#### The input
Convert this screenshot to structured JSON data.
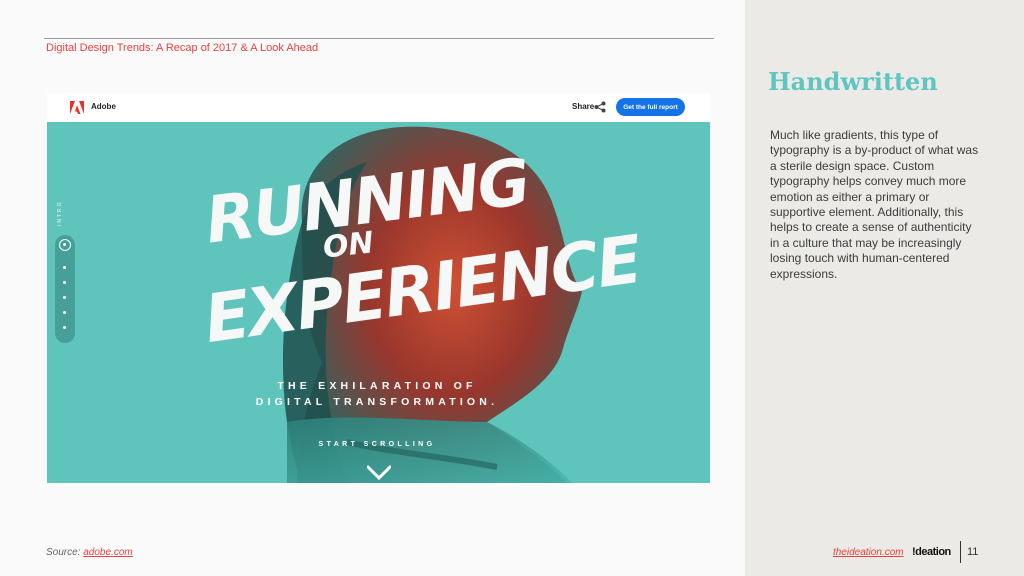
{
  "slide": {
    "header": "Digital Design Trends: A Recap of 2017 & A Look Ahead",
    "title": "Handwritten",
    "body": "Much like gradients, this type of typography is a by-product of what was a sterile design space. Custom typography helps convey much more emotion as either a primary or supportive element. Additionally, this helps to create a sense of authenticity in a culture that may be increasingly losing touch with human-centered expressions.",
    "source_label": "Source: ",
    "source_link": "adobe.com",
    "footer_link": "theideation.com",
    "footer_logo": "!deation",
    "page_number": "11"
  },
  "screenshot": {
    "brand": "Adobe",
    "share_label": "Share",
    "cta_label": "Get the full report",
    "side_nav_label": "INTRO",
    "headline": {
      "line1": "RUNNING",
      "line2": "ON",
      "line3": "EXPERIENCE"
    },
    "tagline_1": "THE EXHILARATION OF",
    "tagline_2": "DIGITAL TRANSFORMATION.",
    "scroll_label": "START SCROLLING"
  },
  "colors": {
    "accent_red": "#e8423f",
    "title_teal": "#5ec5c0",
    "hero_teal": "#5fc4bc",
    "cta_blue": "#1473e6"
  },
  "icons": [
    "adobe-logo-icon",
    "share-icon",
    "nav-dot-icon",
    "chevron-down-icon"
  ]
}
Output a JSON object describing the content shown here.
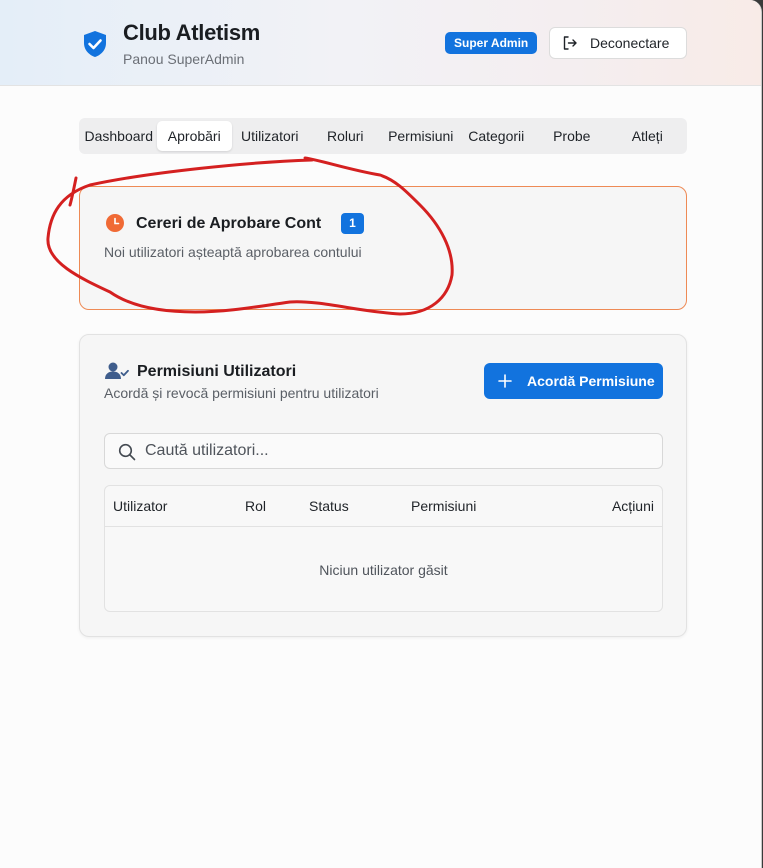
{
  "header": {
    "title": "Club Atletism",
    "subtitle": "Panou SuperAdmin",
    "role_badge": "Super Admin",
    "logout_label": "Deconectare"
  },
  "tabs": [
    {
      "label": "Dashboard",
      "active": false
    },
    {
      "label": "Aprobări",
      "active": true
    },
    {
      "label": "Utilizatori",
      "active": false
    },
    {
      "label": "Roluri",
      "active": false
    },
    {
      "label": "Permisiuni",
      "active": false
    },
    {
      "label": "Categorii",
      "active": false
    },
    {
      "label": "Probe",
      "active": false
    },
    {
      "label": "Atleți",
      "active": false
    }
  ],
  "approvals": {
    "title": "Cereri de Aprobare Cont",
    "count": "1",
    "description": "Noi utilizatori așteaptă aprobarea contului"
  },
  "permissions": {
    "title": "Permisiuni Utilizatori",
    "description": "Acordă și revocă permisiuni pentru utilizatori",
    "grant_button": "Acordă Permisiune",
    "search_placeholder": "Caută utilizatori...",
    "search_value": "",
    "columns": [
      "Utilizator",
      "Rol",
      "Status",
      "Permisiuni",
      "Acțiuni"
    ],
    "rows": [],
    "empty_message": "Niciun utilizator găsit"
  },
  "colors": {
    "accent": "#1273de",
    "approval_border": "#ee8a55",
    "clock_icon": "#f06a35",
    "annotation_stroke": "#d42020"
  },
  "icons": {
    "logo": "shield-check-icon",
    "logout": "logout-icon",
    "approvals": "clock-icon",
    "permissions": "user-check-icon",
    "grant": "plus-icon",
    "search": "search-icon"
  }
}
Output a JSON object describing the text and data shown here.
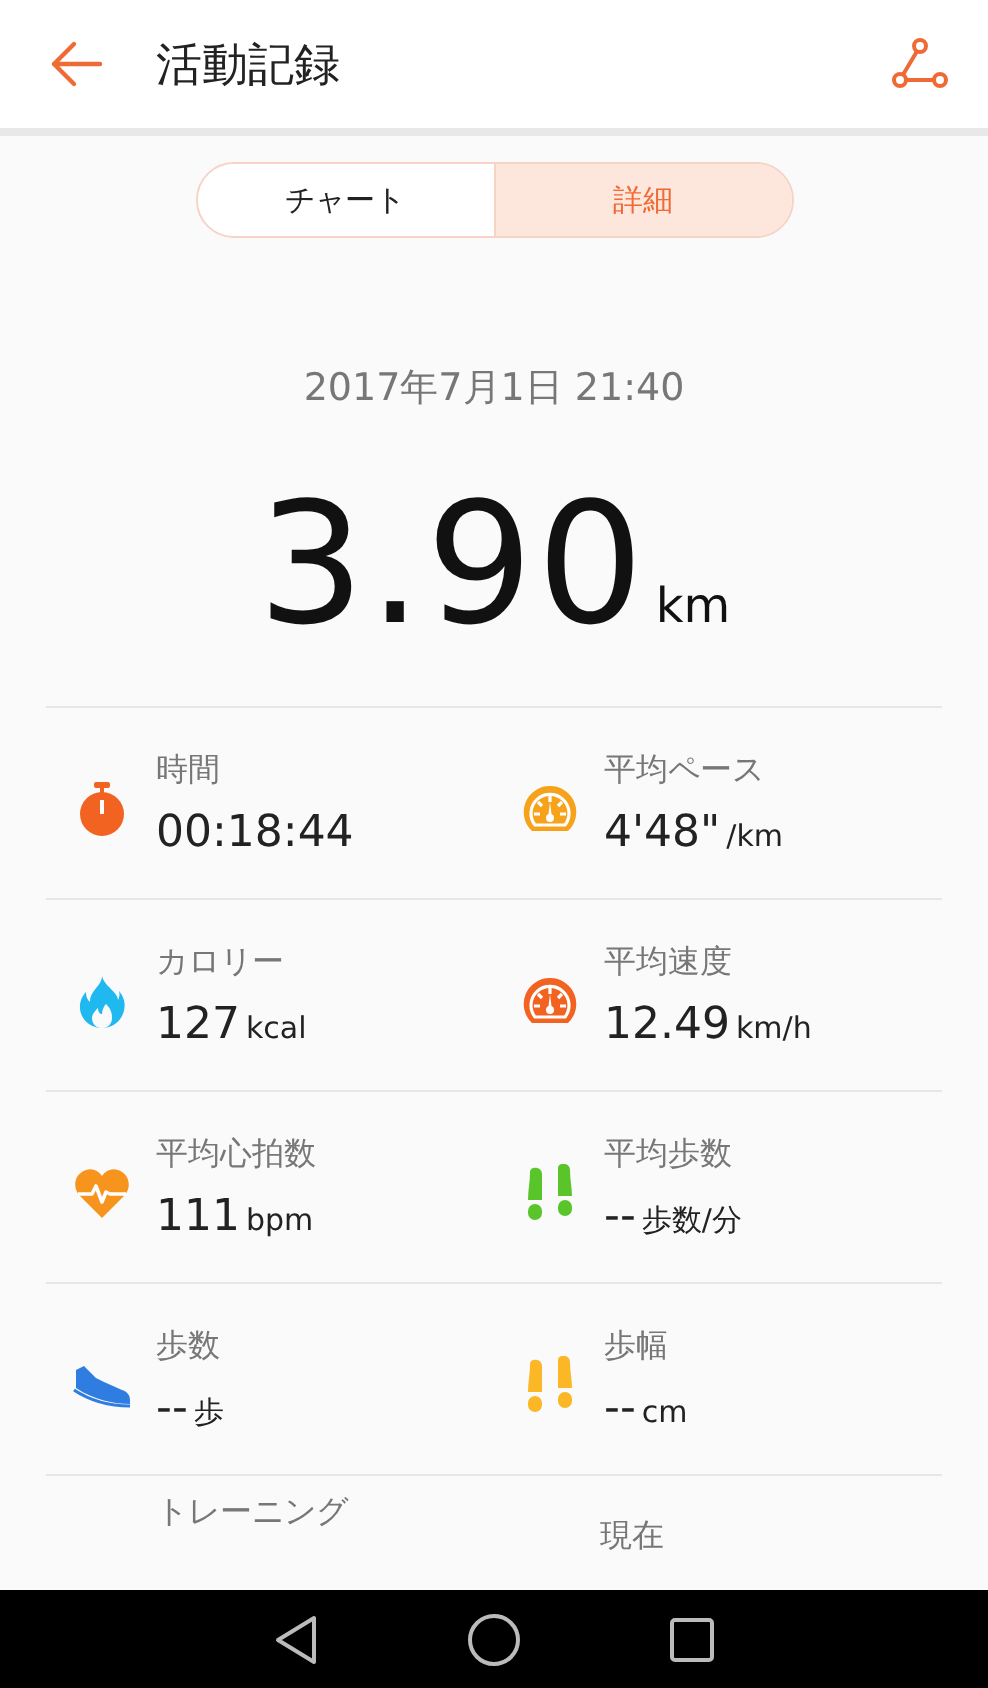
{
  "header": {
    "title": "活動記録"
  },
  "tabs": [
    {
      "label": "チャート",
      "selected": false
    },
    {
      "label": "詳細",
      "selected": true
    }
  ],
  "date": "2017年7月1日 21:40",
  "distance": {
    "value": "3.90",
    "unit": "km"
  },
  "metrics": [
    {
      "kind": "timer",
      "color": "#f26322",
      "label": "時間",
      "value": "00:18:44"
    },
    {
      "kind": "gauge",
      "color": "#f7a21b",
      "label": "平均ペース",
      "value": "4'48\"",
      "unit": "/km"
    },
    {
      "kind": "flame",
      "color": "#1fb8ef",
      "label": "カロリー",
      "value": "127",
      "unit": "kcal"
    },
    {
      "kind": "gauge",
      "color": "#f26322",
      "label": "平均速度",
      "value": "12.49",
      "unit": "km/h"
    },
    {
      "kind": "heart",
      "color": "#f7941d",
      "label": "平均心拍数",
      "value": "111",
      "unit": "bpm"
    },
    {
      "kind": "footprints",
      "color": "#5ac52a",
      "label": "平均歩数",
      "value": "--",
      "unit": "歩数/分"
    },
    {
      "kind": "shoe",
      "color": "#2f7de1",
      "label": "歩数",
      "value": "--",
      "unit": "歩"
    },
    {
      "kind": "footprints",
      "color": "#fbb726",
      "label": "歩幅",
      "value": "--",
      "unit": "cm"
    }
  ],
  "partial_row": [
    "トレーニング",
    "現在"
  ]
}
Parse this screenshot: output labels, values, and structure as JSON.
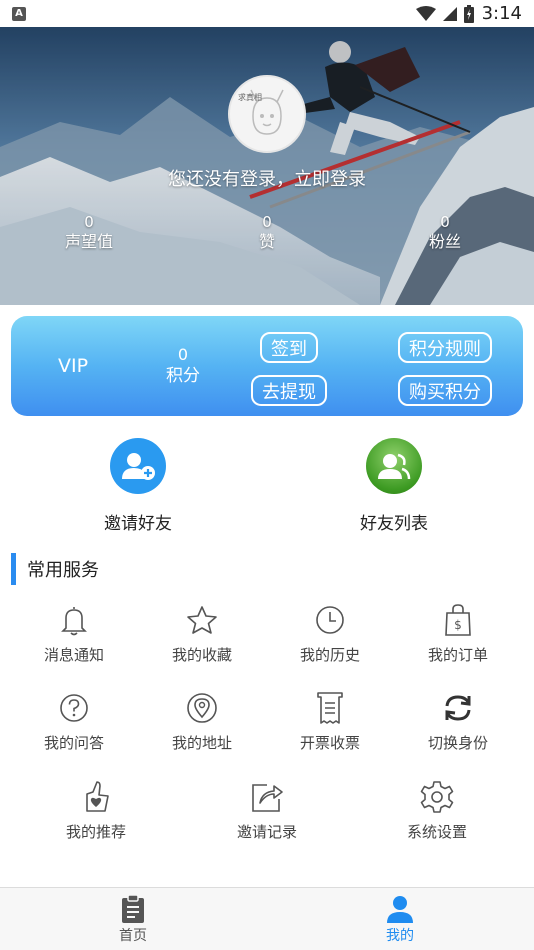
{
  "status_bar": {
    "time": "3:14",
    "notification_badge": "A"
  },
  "header": {
    "avatar_text": "求真相",
    "login_prompt": "您还没有登录，立即登录",
    "stats": [
      {
        "value": "0",
        "label": "声望值"
      },
      {
        "value": "0",
        "label": "赞"
      },
      {
        "value": "0",
        "label": "粉丝"
      }
    ]
  },
  "vip_card": {
    "label": "VIP",
    "points_value": "0",
    "points_label": "积分",
    "buttons": {
      "sign_in": "签到",
      "rules": "积分规则",
      "withdraw": "去提现",
      "buy": "购买积分"
    }
  },
  "quick_actions": [
    {
      "label": "邀请好友",
      "icon": "add-user-icon",
      "color": "#2a9af0"
    },
    {
      "label": "好友列表",
      "icon": "friends-icon",
      "color": "#3c9a22"
    }
  ],
  "services": {
    "title": "常用服务",
    "items": [
      {
        "label": "消息通知",
        "icon": "bell-icon"
      },
      {
        "label": "我的收藏",
        "icon": "star-icon"
      },
      {
        "label": "我的历史",
        "icon": "clock-icon"
      },
      {
        "label": "我的订单",
        "icon": "shopping-bag-icon"
      },
      {
        "label": "我的问答",
        "icon": "question-icon"
      },
      {
        "label": "我的地址",
        "icon": "location-icon"
      },
      {
        "label": "开票收票",
        "icon": "receipt-icon"
      },
      {
        "label": "切换身份",
        "icon": "switch-icon"
      },
      {
        "label": "我的推荐",
        "icon": "thumb-heart-icon"
      },
      {
        "label": "邀请记录",
        "icon": "share-icon"
      },
      {
        "label": "系统设置",
        "icon": "gear-icon"
      }
    ]
  },
  "tab_bar": {
    "items": [
      {
        "label": "首页",
        "icon": "clipboard-icon",
        "active": false
      },
      {
        "label": "我的",
        "icon": "person-icon",
        "active": true
      }
    ],
    "active_color": "#1f8cf0",
    "inactive_color": "#555555"
  }
}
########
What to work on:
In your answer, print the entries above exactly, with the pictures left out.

Response to this task:
Convert this screenshot to structured JSON data.
{
  "slide": {
    "header": "Digital Design Trends: A Recap of 2017 & A Look Ahead",
    "title": "Handwritten",
    "body": "Much like gradients, this type of typography is a by-product of what was a sterile design space. Custom typography helps convey much more emotion as either a primary or supportive element. Additionally, this helps to create a sense of authenticity in a culture that may be increasingly losing touch with human-centered expressions.",
    "source_label": "Source: ",
    "source_link": "adobe.com",
    "footer_link": "theideation.com",
    "footer_logo": "!deation",
    "page_number": "11"
  },
  "screenshot": {
    "brand": "Adobe",
    "share_label": "Share",
    "cta_label": "Get the full report",
    "side_nav_label": "INTRO",
    "headline": {
      "line1": "RUNNING",
      "line2": "ON",
      "line3": "EXPERIENCE"
    },
    "tagline_1": "THE EXHILARATION OF",
    "tagline_2": "DIGITAL TRANSFORMATION.",
    "scroll_label": "START SCROLLING"
  },
  "colors": {
    "accent_red": "#e8423f",
    "title_teal": "#5ec5c0",
    "hero_teal": "#5fc4bc",
    "cta_blue": "#1473e6"
  },
  "icons": [
    "adobe-logo-icon",
    "share-icon",
    "nav-dot-icon",
    "chevron-down-icon"
  ]
}
Output a JSON object describing the content shown here.
{
  "header": {
    "title": "Club Atletism",
    "subtitle": "Panou SuperAdmin",
    "role_badge": "Super Admin",
    "logout_label": "Deconectare"
  },
  "tabs": [
    {
      "label": "Dashboard",
      "active": false
    },
    {
      "label": "Aprobări",
      "active": true
    },
    {
      "label": "Utilizatori",
      "active": false
    },
    {
      "label": "Roluri",
      "active": false
    },
    {
      "label": "Permisiuni",
      "active": false
    },
    {
      "label": "Categorii",
      "active": false
    },
    {
      "label": "Probe",
      "active": false
    },
    {
      "label": "Atleți",
      "active": false
    }
  ],
  "approvals": {
    "title": "Cereri de Aprobare Cont",
    "count": "1",
    "description": "Noi utilizatori așteaptă aprobarea contului"
  },
  "permissions": {
    "title": "Permisiuni Utilizatori",
    "description": "Acordă și revocă permisiuni pentru utilizatori",
    "grant_button": "Acordă Permisiune",
    "search_placeholder": "Caută utilizatori...",
    "search_value": "",
    "columns": [
      "Utilizator",
      "Rol",
      "Status",
      "Permisiuni",
      "Acțiuni"
    ],
    "rows": [],
    "empty_message": "Niciun utilizator găsit"
  },
  "colors": {
    "accent": "#1273de",
    "approval_border": "#ee8a55",
    "clock_icon": "#f06a35",
    "annotation_stroke": "#d42020"
  },
  "icons": {
    "logo": "shield-check-icon",
    "logout": "logout-icon",
    "approvals": "clock-icon",
    "permissions": "user-check-icon",
    "grant": "plus-icon",
    "search": "search-icon"
  }
}
Output a JSON object describing the text and data shown here.
{
  "header": {
    "title": "活動記録"
  },
  "tabs": [
    {
      "label": "チャート",
      "selected": false
    },
    {
      "label": "詳細",
      "selected": true
    }
  ],
  "date": "2017年7月1日 21:40",
  "distance": {
    "value": "3.90",
    "unit": "km"
  },
  "metrics": [
    {
      "kind": "timer",
      "color": "#f26322",
      "label": "時間",
      "value": "00:18:44"
    },
    {
      "kind": "gauge",
      "color": "#f7a21b",
      "label": "平均ペース",
      "value": "4'48\"",
      "unit": "/km"
    },
    {
      "kind": "flame",
      "color": "#1fb8ef",
      "label": "カロリー",
      "value": "127",
      "unit": "kcal"
    },
    {
      "kind": "gauge",
      "color": "#f26322",
      "label": "平均速度",
      "value": "12.49",
      "unit": "km/h"
    },
    {
      "kind": "heart",
      "color": "#f7941d",
      "label": "平均心拍数",
      "value": "111",
      "unit": "bpm"
    },
    {
      "kind": "footprints",
      "color": "#5ac52a",
      "label": "平均歩数",
      "value": "--",
      "unit": "歩数/分"
    },
    {
      "kind": "shoe",
      "color": "#2f7de1",
      "label": "歩数",
      "value": "--",
      "unit": "歩"
    },
    {
      "kind": "footprints",
      "color": "#fbb726",
      "label": "歩幅",
      "value": "--",
      "unit": "cm"
    }
  ],
  "partial_row": [
    "トレーニング",
    "現在"
  ]
}
Parse this screenshot: output labels, values, and structure as JSON.
{
  "status_bar": {
    "time": "3:14",
    "notification_badge": "A"
  },
  "header": {
    "avatar_text": "求真相",
    "login_prompt": "您还没有登录，立即登录",
    "stats": [
      {
        "value": "0",
        "label": "声望值"
      },
      {
        "value": "0",
        "label": "赞"
      },
      {
        "value": "0",
        "label": "粉丝"
      }
    ]
  },
  "vip_card": {
    "label": "VIP",
    "points_value": "0",
    "points_label": "积分",
    "buttons": {
      "sign_in": "签到",
      "rules": "积分规则",
      "withdraw": "去提现",
      "buy": "购买积分"
    }
  },
  "quick_actions": [
    {
      "label": "邀请好友",
      "icon": "add-user-icon",
      "color": "#2a9af0"
    },
    {
      "label": "好友列表",
      "icon": "friends-icon",
      "color": "#3c9a22"
    }
  ],
  "services": {
    "title": "常用服务",
    "items": [
      {
        "label": "消息通知",
        "icon": "bell-icon"
      },
      {
        "label": "我的收藏",
        "icon": "star-icon"
      },
      {
        "label": "我的历史",
        "icon": "clock-icon"
      },
      {
        "label": "我的订单",
        "icon": "shopping-bag-icon"
      },
      {
        "label": "我的问答",
        "icon": "question-icon"
      },
      {
        "label": "我的地址",
        "icon": "location-icon"
      },
      {
        "label": "开票收票",
        "icon": "receipt-icon"
      },
      {
        "label": "切换身份",
        "icon": "switch-icon"
      },
      {
        "label": "我的推荐",
        "icon": "thumb-heart-icon"
      },
      {
        "label": "邀请记录",
        "icon": "share-icon"
      },
      {
        "label": "系统设置",
        "icon": "gear-icon"
      }
    ]
  },
  "tab_bar": {
    "items": [
      {
        "label": "首页",
        "icon": "clipboard-icon",
        "active": false
      },
      {
        "label": "我的",
        "icon": "person-icon",
        "active": true
      }
    ],
    "active_color": "#1f8cf0",
    "inactive_color": "#555555"
  }
}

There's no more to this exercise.